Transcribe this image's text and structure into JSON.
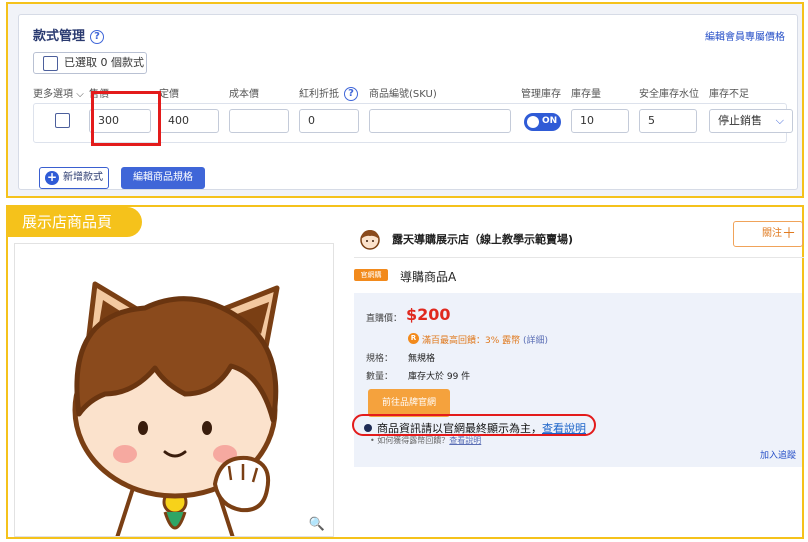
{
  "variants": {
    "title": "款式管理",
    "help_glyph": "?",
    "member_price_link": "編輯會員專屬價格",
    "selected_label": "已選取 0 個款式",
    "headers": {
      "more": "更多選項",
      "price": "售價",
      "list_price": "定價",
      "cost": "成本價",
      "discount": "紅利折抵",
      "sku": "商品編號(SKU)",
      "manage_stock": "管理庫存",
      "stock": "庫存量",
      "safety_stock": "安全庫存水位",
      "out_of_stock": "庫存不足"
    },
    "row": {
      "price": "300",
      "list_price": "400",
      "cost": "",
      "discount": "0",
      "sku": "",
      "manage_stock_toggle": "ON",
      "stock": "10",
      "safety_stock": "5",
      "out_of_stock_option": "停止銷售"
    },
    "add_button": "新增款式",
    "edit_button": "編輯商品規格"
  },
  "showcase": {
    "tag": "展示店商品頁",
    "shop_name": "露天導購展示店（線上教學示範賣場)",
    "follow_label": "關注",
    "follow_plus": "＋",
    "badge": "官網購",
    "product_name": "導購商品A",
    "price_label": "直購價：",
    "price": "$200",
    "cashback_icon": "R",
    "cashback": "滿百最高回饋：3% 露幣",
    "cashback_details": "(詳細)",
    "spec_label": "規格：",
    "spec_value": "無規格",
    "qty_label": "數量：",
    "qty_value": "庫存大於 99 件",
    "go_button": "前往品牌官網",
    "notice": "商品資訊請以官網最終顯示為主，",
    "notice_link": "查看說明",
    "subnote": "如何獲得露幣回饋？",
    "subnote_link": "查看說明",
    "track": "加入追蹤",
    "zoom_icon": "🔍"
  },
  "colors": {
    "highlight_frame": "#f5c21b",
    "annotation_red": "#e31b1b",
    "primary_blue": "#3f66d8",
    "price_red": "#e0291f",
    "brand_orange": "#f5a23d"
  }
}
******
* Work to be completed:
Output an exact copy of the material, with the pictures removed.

* Reply to the exercise:
Transcribe this image's text and structure into JSON.
{
  "variants": {
    "title": "款式管理",
    "help_glyph": "?",
    "member_price_link": "編輯會員專屬價格",
    "selected_label": "已選取 0 個款式",
    "headers": {
      "more": "更多選項",
      "price": "售價",
      "list_price": "定價",
      "cost": "成本價",
      "discount": "紅利折抵",
      "sku": "商品編號(SKU)",
      "manage_stock": "管理庫存",
      "stock": "庫存量",
      "safety_stock": "安全庫存水位",
      "out_of_stock": "庫存不足"
    },
    "row": {
      "price": "300",
      "list_price": "400",
      "cost": "",
      "discount": "0",
      "sku": "",
      "manage_stock_toggle": "ON",
      "stock": "10",
      "safety_stock": "5",
      "out_of_stock_option": "停止銷售"
    },
    "add_button": "新增款式",
    "edit_button": "編輯商品規格"
  },
  "showcase": {
    "tag": "展示店商品頁",
    "shop_name": "露天導購展示店（線上教學示範賣場)",
    "follow_label": "關注",
    "follow_plus": "＋",
    "badge": "官網購",
    "product_name": "導購商品A",
    "price_label": "直購價：",
    "price": "$200",
    "cashback_icon": "R",
    "cashback": "滿百最高回饋：3% 露幣",
    "cashback_details": "(詳細)",
    "spec_label": "規格：",
    "spec_value": "無規格",
    "qty_label": "數量：",
    "qty_value": "庫存大於 99 件",
    "go_button": "前往品牌官網",
    "notice": "商品資訊請以官網最終顯示為主，",
    "notice_link": "查看說明",
    "subnote": "如何獲得露幣回饋？",
    "subnote_link": "查看說明",
    "track": "加入追蹤",
    "zoom_icon": "🔍"
  },
  "colors": {
    "highlight_frame": "#f5c21b",
    "annotation_red": "#e31b1b",
    "primary_blue": "#3f66d8",
    "price_red": "#e0291f",
    "brand_orange": "#f5a23d"
  }
}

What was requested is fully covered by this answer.